“As mayor, I hold our local government to the highest standard. Tulsa’s city government failed to protect Black Tulsans from murder and arson on the night of the 1921 Tulsa Race Massacre, and from discrimination in subsequent decades.

“While no municipal elected official in Tulsa today was alive in 1921, we are the stewards of the same government and an apology for those failures is ours to deliver. As the Mayor of Tulsa, I apologize for the city government’s failure to protect our community in 1921 and to do right by the victims of the Race Massacre in its aftermath. The victims—men, women, young children—deserved better from their city, and I am so sorry they didn’t receive it.

“In the last five years, we’ve seen Tulsa’s city government place the fight against racial disparities at the forefront of the City’s work. And it is important for Tulsans to recognize the disparities that exist in Tulsa today are not unique to Tulsa. The same disparities unfortunately exist in many cities around the United States. What is unique to Tulsa is that we are being completely transparent about the existence of those disparities in our city and are uniting our community behind eliminating them.

“Tulsans are united in wanting to end racial disparity. People in all parts of our city—people of different backgrounds, races, religions, political parties—want Tulsa to be a place where every kid has an equal opportunity for a long, successful life. And they want to play a part in making that happen.

“There is a lot of debate in Tulsa right now about the best ways to make that happen. When you have people with such a diverse range of life experiences and passion striving to address an issue they care about deeply, it can sometimes get heated and personal. But at its best, Tulsa is a community of neighbors who love one another—so we should expect this to be personal. And all of the most powerful improvements in American history were forged through a vigorous exchange of ideas.

“All of us engaged in this work know that it will take years of sustained effort to correct inequalities that grew over more than a century in Tulsa. I am thankful for everyone in our community who is committed to this work for the long term.

“Each of the initiatives below include many strategies being deployed to close gaps and make Tulsa a better city. Each of those strategies provides an opportunity for engagement, based on your level of expertise or interest. I hope all of my fellow Tulsans will find a way to join in these or other efforts. If the last few years have taught us anything, it is that Tulsans can overcome every great challenge when we work together.”

For those who want to engage particular aspects of the City of Tulsa’s work to make ours a better city, there are a number of options:

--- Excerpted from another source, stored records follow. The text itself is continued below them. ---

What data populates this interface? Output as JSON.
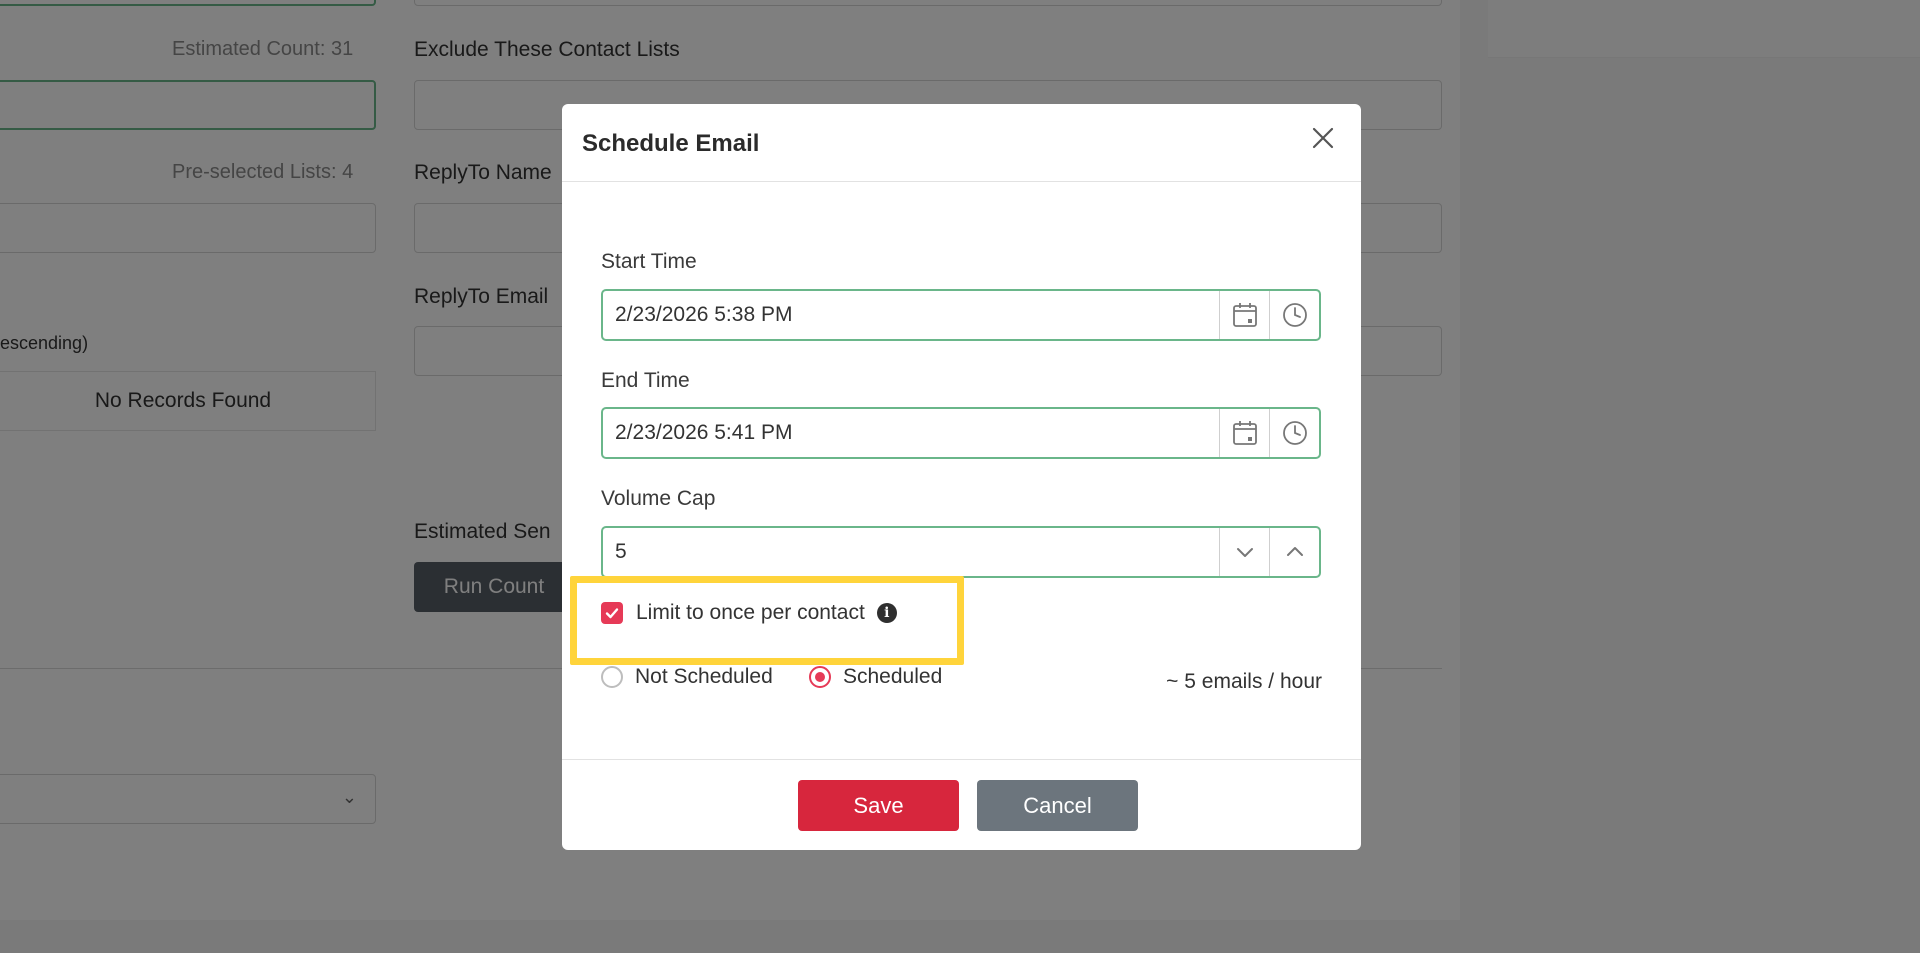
{
  "background": {
    "estimated_count": "Estimated Count: 31",
    "exclude_lists_label": "Exclude These Contact Lists",
    "preselected_lists": "Pre-selected Lists: 4",
    "replyto_name_label": "ReplyTo Name",
    "replyto_email_label": "ReplyTo Email",
    "sort_label_partial": "escending)",
    "no_records": "No Records Found",
    "estimated_send_partial": "Estimated Sen",
    "run_count_button": "Run Count"
  },
  "modal": {
    "title": "Schedule Email",
    "start_time": {
      "label": "Start Time",
      "value": "2/23/2026 5:38 PM"
    },
    "end_time": {
      "label": "End Time",
      "value": "2/23/2026 5:41 PM"
    },
    "volume_cap": {
      "label": "Volume Cap",
      "value": "5"
    },
    "limit_checkbox": {
      "label": "Limit to once per contact",
      "checked": true,
      "info_icon": "info-circle-icon"
    },
    "schedule_status": {
      "options": [
        "Not Scheduled",
        "Scheduled"
      ],
      "selected": "Scheduled"
    },
    "rate_text": "~ 5 emails / hour",
    "save_label": "Save",
    "cancel_label": "Cancel"
  },
  "colors": {
    "accent_red": "#d7263d",
    "checkbox_pink": "#e63a57",
    "field_border_green": "#6ab68a",
    "cancel_gray": "#6c757d",
    "highlight_yellow": "#ffd43b"
  }
}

To read our annual report that statistically measures inequality in Tulsa (the Tulsa Equality Indicators report): https://csctulsa.org/tulsaei/

To read our 6-year plan for addressing racial disparities in Tulsa (the Resilient Tulsa Strategy): https://www.cityoftulsa.org/media/7673/reslient-tulsa-digital-web.pdf

To learn more about the Mayor’s Office of Resilience and Equity, the team we established to follow through on the Resilient Tulsa Strategy: https://www.cityoftulsa.org/government/resilient-tulsa/

To follow our search for the graves of 1921 Tulsa Race Massacre victims: http://www.cityoftulsa.org/1921graves

To learn more about the Tulsa Authority for Economic Opportunity, our new authority established to use economic development as a driver of equality of opportunity in Tulsa while streamlining development processes and consolidating several old authorities: https://www.thenewlocalism.com/newsletter/tulsa-and-the-remaking-of-urban-governance/

Black Tulsa never really recovered from the devastation that took place 100 years ago, when nearly every structure in Greenwood, the fabled Black Wall Street, was flattened and as many as 300 people were killed.

0 Comments

Be the first to know

* I understand and agree that registration on or use of this site constitutes agreement to its user agreement and privacy policy.

Related to this story

Get up-to-the-minute news sent straight to your device.

Topics

Breaking News